So they lived there.
Then when spring came,

125 they moved back to where they lived (in the spring).
Now, this one
on Cat Island,
a house, our house,
was called Ravine House.

130 It had sleeping platforms1 inside;
they were built inside it.
There were fourteen (levels) of them,
they were dug inside there.
They stayed there during the winter.

135 Now they used to have war long ago.
At night
they would attack one another.
For that reason they dug inside (that house)
that many sleeping platforms;

140 there were fourteen (levels of) sleeping platforms in there.
Women and children
they would put (on the bottom),
whereas the men
would stay awake on the top level.

145 They would listen for war parties --
that’s what they called it
when they would attack each other --
to avoid (being killed) they lived like that.
My husband’s mother used to tell (me)

150 that falltime high tides
would come in there
where the fire was;
that’s how deep it was.
So it was called Ravine House.

155 Now my elder sister
was given this name,
That is, they would despair
of going down the sleeping platforms,

160 (all) fourteen of them,
and back up.
The name is derived from this,
it is my elder sister’s name.

165 This is her second name,
from that Ravine House,
she was given that name.
This is as much as I will tell of this. (lit., that I have told this speech)

170 This Weiha, who has come here, (Tlingit name given to Jeff Leer by Nellie Willard)
this is what I have given him,
what I know of
our heritage.
Long after (that lifestyle was gone)

175 we were born.
Not even a hundred years
do we know of their lives.
Therefore, only a little,
as I know it,

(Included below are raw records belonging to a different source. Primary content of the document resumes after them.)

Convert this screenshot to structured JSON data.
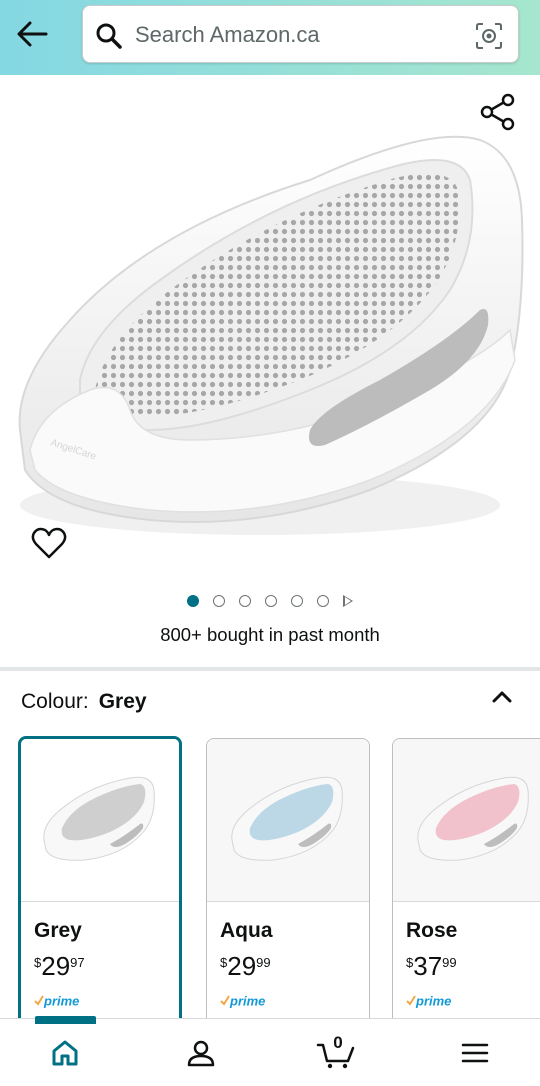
{
  "search": {
    "placeholder": "Search Amazon.ca"
  },
  "product": {
    "bought_text": "800+ bought in past month",
    "image_count": 6,
    "active_image_index": 0
  },
  "colour": {
    "label": "Colour:",
    "selected": "Grey",
    "options": [
      {
        "name": "Grey",
        "currency": "$",
        "whole": "29",
        "fraction": "97",
        "prime": "prime",
        "tint": "#d9d9d9"
      },
      {
        "name": "Aqua",
        "currency": "$",
        "whole": "29",
        "fraction": "99",
        "prime": "prime",
        "tint": "#bcd7e6"
      },
      {
        "name": "Rose",
        "currency": "$",
        "whole": "37",
        "fraction": "99",
        "prime": "prime",
        "tint": "#f1c2cb"
      }
    ]
  },
  "nav": {
    "cart_count": "0"
  },
  "colors": {
    "accent": "#007185",
    "prime_blue": "#1399d6",
    "prime_check": "#f3a847"
  }
}
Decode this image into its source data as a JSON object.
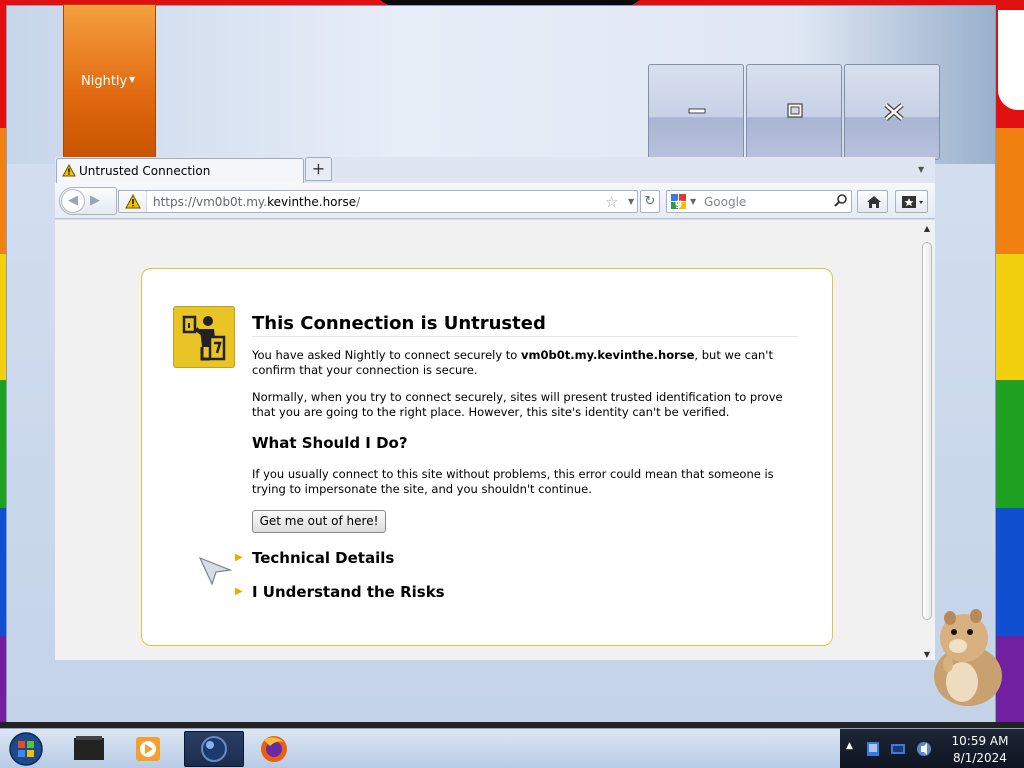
{
  "app": {
    "menu_button_label": "Nightly",
    "caption_buttons": [
      "minimize",
      "maximize",
      "close"
    ]
  },
  "tabs": [
    {
      "title": "Untrusted Connection",
      "icon": "warning-icon",
      "active": true
    }
  ],
  "toolbar": {
    "url_prefix": "https://vm0b0t.my.",
    "url_domain": "kevinthe.horse",
    "url_suffix": "/",
    "search_placeholder": "Google"
  },
  "error_page": {
    "title": "This Connection is Untrusted",
    "p1_before": "You have asked Nightly to connect securely to ",
    "p1_host": "vm0b0t.my.kevinthe.horse",
    "p1_after": ", but we can't confirm that your connection is secure.",
    "p2": "Normally, when you try to connect securely, sites will present trusted identification to prove that you are going to the right place. However, this site's identity can't be verified.",
    "what_heading": "What Should I Do?",
    "p3": "If you usually connect to this site without problems, this error could mean that someone is trying to impersonate the site, and you shouldn't continue.",
    "get_out_button": "Get me out of here!",
    "technical_details": "Technical Details",
    "understand_risks": "I Understand the Risks"
  },
  "taskbar": {
    "pinned": [
      "file-manager-icon",
      "media-player-icon",
      "browser-nightly-icon",
      "firefox-icon"
    ],
    "clock_time": "10:59 AM",
    "clock_date": "8/1/2024"
  },
  "colors": {
    "accent_orange": "#e06810",
    "error_border": "#e8c040",
    "warning_yellow": "#e8c424"
  }
}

180 I have given him at this time,
Weiha, (who) is sitting opposite me here.
That’s as much as I have to say.